By Alexey Sukachev
The recent editiorn of Bigger's Better boxing tournament, a continental version of the famed British Prizefighter series, took place at Siemens arena in Vilnius (Vilno), the capital of Lithuania. As always, eight cruiserweight/heavyweight fighters (predominantly boxers and kick boxers) collide in a play-off style format with four quarterfinals, two semi-finals and, finally, well... a final. All of the fights are scheduled for three three-minute rounds. Promoter is Egis Klimas, an America-based Lithuanian.
Konstantin Bejenaru (3-0, 1 KO) went from being an unknown fighter who was making his pro debut, to winning the valuable monetary prize ($15,000) as the winner of the Bigger's Better Boxing series. Bejenaru, a mercurial southpaw cruiserweight, destroyed Maxim Pedyura and outfought Sergey Masloboyev to meet Oleg Krzyzhanovskiy (5-2, 2 KOs) in the final. Bejenaru, 2009 Milano WC participant for Romania, wasted no time and began beating Krzyzhanovskiy to the punch from the very beginning. He was better in the first two starting rounds and punctuated his convincing win with a left-hand bomb, which put the Belarussian down in the third. In the end, all three judges awarded it to Bejenaru as did BoxingScene - 30-26.
In a striking upset, Konstantin Bejenaru (2-0, 1 KO) sensationally outslugged and outfought visibly fading Maxim Pedyura (14-3-1, 11 KOs) to get a stunning but very well-deserved stoppage at 0:31 of the second round. Pedyura was hit too much from the start and soon found himself down after a thunderous combination by the Romanian. bejenaru landed one huge punch after the another, while the Ukrainian was pinned from pillart to post for an tnrie round. Early in the second, smaller Bejenaru went in for kill, badly wobbled him with a straight right and unleashed an unanswered barrage of punches forcing famed referee Steve Smoger to step in and halt the massacre.
In a second semi-final, Oleg Krzyzhanovskiy (5-1, 2 KOs) got an uneventful unanimous decision over chubby Murad Raid (2-1, 1 KOs). Raid tried to deliver an answer with his tremendous power but ultimately didn't succceed, which allowed the Belarussian to outpoint him in razor-thin fashion. Raid was close to putting Krzyzhanovskiy down in the last round. BoxingScene had it 29-29 - a draw.
In the first quarter-final between two most experienced boxing specialists, hulking Ukrainian Maxim Pedyura (14-2-1, 11 KOs) got a questionable split decision over soft Germany-based Turk, Ozcan Cetinkaya (20-10-1, 14 KOs), over three. Pedyura dominated the first but he was also too dirty by hitting his neglecting opponent to the back of the head with his mauling, wild punches. Cetinkaya improved his approach in the second, when he was even able to hurt the bigger Ukrainian with some heavy punches. The third round was relatively even with neither fighter getting the edge. BoxingScene had it 28-29 - for Cetinkaya.

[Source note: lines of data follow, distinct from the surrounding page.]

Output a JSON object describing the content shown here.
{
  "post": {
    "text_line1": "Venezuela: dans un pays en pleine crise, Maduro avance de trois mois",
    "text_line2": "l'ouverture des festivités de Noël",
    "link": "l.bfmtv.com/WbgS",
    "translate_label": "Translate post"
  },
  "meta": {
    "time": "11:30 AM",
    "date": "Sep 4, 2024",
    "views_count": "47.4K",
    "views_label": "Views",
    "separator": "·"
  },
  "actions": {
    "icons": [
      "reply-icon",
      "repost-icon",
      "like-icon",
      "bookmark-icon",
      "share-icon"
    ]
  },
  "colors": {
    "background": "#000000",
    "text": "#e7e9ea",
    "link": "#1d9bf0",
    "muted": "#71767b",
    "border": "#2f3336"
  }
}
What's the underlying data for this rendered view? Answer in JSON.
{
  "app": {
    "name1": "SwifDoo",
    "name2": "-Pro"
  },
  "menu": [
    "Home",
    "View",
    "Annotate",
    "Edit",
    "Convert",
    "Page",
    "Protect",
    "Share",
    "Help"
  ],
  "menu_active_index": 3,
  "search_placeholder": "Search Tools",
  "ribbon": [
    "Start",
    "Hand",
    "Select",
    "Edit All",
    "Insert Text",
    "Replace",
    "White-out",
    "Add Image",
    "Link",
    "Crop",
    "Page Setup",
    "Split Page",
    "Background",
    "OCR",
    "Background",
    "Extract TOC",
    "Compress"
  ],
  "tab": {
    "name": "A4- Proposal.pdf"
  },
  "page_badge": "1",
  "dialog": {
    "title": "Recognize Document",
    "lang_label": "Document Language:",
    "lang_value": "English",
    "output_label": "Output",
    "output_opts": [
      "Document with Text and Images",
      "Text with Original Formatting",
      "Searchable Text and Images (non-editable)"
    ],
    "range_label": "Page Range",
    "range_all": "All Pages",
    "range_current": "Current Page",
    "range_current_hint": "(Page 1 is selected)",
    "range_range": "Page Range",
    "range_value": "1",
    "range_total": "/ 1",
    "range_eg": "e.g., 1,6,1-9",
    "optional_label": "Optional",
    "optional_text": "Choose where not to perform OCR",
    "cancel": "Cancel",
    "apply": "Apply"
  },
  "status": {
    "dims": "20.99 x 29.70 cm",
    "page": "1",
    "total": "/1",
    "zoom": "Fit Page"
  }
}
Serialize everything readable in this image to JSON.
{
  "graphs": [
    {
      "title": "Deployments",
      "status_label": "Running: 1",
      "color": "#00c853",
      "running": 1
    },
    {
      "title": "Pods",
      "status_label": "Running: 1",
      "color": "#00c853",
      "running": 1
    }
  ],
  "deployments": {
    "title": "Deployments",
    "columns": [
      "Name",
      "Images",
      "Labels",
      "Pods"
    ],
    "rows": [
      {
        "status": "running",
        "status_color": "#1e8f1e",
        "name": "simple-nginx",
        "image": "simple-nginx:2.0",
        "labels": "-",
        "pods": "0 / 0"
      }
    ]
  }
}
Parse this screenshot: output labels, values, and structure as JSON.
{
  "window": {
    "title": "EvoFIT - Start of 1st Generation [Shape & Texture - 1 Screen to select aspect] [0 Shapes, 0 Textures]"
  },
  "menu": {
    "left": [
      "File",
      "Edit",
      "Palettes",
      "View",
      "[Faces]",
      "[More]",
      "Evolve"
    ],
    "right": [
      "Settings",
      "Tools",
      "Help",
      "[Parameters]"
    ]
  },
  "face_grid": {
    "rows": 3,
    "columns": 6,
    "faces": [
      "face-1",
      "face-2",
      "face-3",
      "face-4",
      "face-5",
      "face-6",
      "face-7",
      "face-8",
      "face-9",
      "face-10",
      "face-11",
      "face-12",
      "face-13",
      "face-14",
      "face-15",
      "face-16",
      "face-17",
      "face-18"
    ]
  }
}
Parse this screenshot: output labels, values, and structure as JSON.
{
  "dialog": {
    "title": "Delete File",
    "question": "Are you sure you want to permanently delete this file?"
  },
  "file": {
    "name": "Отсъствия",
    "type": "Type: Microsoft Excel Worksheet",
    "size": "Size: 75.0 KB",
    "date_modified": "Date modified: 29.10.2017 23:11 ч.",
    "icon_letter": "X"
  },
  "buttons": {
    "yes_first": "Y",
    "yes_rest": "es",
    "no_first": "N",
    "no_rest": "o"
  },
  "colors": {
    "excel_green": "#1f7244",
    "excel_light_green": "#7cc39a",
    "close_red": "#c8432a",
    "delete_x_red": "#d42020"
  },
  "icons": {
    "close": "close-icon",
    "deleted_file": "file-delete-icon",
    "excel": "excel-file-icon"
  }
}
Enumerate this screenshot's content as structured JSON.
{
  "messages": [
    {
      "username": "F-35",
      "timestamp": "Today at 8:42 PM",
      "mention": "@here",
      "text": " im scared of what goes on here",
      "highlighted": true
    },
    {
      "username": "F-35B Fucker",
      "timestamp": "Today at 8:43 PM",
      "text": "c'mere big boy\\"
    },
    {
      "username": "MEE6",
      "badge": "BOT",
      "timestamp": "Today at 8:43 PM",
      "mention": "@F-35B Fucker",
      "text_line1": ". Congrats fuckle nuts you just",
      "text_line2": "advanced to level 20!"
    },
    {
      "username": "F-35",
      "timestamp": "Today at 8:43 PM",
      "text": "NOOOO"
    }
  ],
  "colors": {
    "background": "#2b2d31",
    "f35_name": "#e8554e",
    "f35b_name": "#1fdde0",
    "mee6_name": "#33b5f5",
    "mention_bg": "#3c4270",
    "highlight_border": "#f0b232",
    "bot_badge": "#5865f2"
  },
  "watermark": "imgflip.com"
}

In the second collision of the first stage, two debutants clashed against each other, and Romanian Konstantin Bejenaru (1-0) got his first professional achievement with a clear-cut victory over bigger and fitter but by far less skilled boxer in Sergey Masloboyev (0-1). Former M M A specialist Masloboyev was too defensive-minded while still getting his guard penetrated by a quicker-handed in-and-out fighter in Bejenaru. BoxingScene had it 30-27 - for Bejenaru. Official judges scored the fight as a split win for the Romanian.
Active and charging Pole Tomasz Sarara (1-2) looked to be the winner of the fight against Belarussian Oleg Krzyzhanovskiy (4-1, 2 KOs) but the latter got the better of two on all three judges, cruising to a dubious unanimous decision. BoxingScene had it 30-28 - for the Pole, who looked to be a better-skilled fighter than his 37-year old opponent.
Denmark's Murad Raid (2-0, 1 KO) scored a devastating first-round knockout of Swedish debutant Tofan Pirani (0-1). 290lb Raid easily got through his opponent, who looked fit but couldn't prevent a hard-hitter from landing big haymakers on him in the corner of the ring. The Dane swung and connected with crisp punches to put Pirani to the floor three times. Pirani first went down from a huge left hook, then he was decked again and, finally, Raid finished him off with a huge right hand at 2:32 of the first.
In a preliminary bout of the evening, extra-durable and ultra-tough cruiserweight journeyman Remegijus Ziausys (18-41-3, 9 KOs) easily outpointed little-known fellow countryman Aleksejus Stankiavicjus (2-1, 1 KO) over three with a unanimous decision.Tags: Russia Boxing